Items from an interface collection
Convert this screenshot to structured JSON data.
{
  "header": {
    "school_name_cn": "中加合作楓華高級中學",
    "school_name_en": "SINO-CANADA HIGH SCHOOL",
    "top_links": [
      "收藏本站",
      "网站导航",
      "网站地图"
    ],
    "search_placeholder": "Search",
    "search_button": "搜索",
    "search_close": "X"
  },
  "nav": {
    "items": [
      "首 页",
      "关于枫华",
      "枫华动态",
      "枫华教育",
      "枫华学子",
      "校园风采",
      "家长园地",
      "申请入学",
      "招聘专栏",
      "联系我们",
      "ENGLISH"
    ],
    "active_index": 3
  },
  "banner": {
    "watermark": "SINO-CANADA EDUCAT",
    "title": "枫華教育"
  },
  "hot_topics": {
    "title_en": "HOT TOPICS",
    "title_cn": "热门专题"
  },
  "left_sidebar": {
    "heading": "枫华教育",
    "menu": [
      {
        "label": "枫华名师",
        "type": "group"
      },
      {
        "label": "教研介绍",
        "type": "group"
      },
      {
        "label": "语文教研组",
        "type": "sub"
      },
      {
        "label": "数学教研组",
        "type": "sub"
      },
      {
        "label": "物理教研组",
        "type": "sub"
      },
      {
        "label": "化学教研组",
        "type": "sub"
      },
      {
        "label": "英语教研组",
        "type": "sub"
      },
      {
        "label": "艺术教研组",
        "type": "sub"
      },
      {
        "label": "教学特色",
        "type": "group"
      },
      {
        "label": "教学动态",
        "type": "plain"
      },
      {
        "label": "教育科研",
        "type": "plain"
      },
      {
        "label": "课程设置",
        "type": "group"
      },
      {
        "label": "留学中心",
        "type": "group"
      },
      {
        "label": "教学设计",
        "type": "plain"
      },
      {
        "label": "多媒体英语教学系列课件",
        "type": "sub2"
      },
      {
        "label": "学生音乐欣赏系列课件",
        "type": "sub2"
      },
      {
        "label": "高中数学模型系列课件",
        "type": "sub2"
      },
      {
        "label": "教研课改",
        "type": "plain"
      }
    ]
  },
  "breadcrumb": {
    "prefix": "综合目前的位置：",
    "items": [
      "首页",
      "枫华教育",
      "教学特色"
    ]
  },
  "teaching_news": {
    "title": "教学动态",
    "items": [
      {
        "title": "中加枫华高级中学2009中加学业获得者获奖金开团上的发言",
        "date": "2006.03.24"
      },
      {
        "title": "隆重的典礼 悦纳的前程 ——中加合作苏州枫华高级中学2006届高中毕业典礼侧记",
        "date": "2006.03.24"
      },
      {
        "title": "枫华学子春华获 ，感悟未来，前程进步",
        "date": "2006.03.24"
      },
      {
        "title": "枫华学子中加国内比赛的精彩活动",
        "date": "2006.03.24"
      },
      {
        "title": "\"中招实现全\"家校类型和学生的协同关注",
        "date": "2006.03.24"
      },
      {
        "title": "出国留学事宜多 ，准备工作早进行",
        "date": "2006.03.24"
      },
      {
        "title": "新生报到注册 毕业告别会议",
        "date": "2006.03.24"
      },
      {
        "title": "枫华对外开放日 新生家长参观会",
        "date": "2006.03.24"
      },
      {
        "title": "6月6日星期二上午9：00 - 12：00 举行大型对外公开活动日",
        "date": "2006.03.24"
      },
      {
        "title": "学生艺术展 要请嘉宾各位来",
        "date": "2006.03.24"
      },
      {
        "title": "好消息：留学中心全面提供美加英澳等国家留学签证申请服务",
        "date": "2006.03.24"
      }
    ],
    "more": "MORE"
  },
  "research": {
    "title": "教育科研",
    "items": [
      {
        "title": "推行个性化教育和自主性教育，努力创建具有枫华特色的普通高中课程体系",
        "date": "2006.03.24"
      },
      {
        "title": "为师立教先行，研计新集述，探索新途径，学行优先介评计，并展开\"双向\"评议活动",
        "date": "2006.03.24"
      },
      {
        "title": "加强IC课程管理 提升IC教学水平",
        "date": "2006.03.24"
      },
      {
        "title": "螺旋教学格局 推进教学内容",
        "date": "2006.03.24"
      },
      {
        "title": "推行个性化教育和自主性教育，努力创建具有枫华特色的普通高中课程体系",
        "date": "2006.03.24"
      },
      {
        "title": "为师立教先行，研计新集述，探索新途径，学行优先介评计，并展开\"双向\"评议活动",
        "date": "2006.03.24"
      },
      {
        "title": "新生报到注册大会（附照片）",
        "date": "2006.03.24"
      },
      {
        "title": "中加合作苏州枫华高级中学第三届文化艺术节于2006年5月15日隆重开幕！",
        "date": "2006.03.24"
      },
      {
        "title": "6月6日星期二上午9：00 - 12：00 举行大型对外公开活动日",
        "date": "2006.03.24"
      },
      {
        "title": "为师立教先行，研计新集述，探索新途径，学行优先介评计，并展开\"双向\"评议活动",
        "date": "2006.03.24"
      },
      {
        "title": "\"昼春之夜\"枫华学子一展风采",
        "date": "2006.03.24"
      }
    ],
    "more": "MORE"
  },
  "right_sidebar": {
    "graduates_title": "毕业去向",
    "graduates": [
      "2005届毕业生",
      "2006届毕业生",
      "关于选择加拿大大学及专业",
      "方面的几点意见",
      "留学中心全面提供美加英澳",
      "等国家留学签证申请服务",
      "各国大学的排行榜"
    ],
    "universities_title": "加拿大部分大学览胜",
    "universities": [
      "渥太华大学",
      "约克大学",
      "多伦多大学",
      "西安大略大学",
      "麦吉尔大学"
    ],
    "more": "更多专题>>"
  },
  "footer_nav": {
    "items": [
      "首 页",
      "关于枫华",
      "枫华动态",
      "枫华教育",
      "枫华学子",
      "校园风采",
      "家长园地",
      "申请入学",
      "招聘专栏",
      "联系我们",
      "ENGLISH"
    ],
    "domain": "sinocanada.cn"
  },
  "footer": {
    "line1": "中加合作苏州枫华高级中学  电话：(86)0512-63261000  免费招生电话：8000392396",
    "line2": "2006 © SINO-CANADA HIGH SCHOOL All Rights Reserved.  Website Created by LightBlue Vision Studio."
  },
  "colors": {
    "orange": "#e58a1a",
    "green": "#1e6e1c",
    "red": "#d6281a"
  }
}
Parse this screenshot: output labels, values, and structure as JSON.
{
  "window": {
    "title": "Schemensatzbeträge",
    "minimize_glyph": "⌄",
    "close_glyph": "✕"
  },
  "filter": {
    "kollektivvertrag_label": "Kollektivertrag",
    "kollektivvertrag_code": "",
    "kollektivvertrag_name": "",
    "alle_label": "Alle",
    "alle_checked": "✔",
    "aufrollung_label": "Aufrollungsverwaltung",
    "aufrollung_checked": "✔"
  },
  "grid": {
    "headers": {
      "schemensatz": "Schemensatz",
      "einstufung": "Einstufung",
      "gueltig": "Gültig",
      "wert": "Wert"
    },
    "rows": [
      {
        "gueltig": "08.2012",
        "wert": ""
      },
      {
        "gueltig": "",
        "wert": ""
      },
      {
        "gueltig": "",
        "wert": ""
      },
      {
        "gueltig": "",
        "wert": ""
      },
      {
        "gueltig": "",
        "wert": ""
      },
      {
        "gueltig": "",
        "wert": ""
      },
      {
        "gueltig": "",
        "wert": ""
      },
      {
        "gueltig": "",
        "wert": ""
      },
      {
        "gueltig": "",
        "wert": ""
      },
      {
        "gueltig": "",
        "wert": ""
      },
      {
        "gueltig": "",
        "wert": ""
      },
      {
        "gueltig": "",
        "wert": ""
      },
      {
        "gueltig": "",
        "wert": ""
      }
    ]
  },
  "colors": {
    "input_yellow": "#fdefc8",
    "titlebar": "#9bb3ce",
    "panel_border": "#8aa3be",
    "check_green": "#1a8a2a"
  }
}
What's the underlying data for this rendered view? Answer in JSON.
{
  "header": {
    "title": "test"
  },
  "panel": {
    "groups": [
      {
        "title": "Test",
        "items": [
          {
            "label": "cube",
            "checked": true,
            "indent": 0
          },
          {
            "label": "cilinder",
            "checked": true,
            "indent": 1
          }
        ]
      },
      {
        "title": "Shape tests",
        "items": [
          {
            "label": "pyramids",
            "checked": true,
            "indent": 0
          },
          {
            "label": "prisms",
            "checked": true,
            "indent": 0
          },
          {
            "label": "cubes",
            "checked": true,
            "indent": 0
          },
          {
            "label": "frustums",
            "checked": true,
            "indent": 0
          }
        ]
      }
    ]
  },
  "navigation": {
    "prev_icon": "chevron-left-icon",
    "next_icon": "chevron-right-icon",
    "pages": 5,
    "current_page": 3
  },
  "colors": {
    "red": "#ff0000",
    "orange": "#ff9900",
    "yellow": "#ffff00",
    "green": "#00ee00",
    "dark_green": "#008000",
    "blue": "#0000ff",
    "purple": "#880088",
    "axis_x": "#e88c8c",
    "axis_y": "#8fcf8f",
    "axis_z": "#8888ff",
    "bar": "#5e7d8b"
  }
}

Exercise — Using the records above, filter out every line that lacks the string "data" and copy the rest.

Expected output —
Convert this screenshot to structured JSON data.
What's the underlying data for this rendered view? Answer in JSON.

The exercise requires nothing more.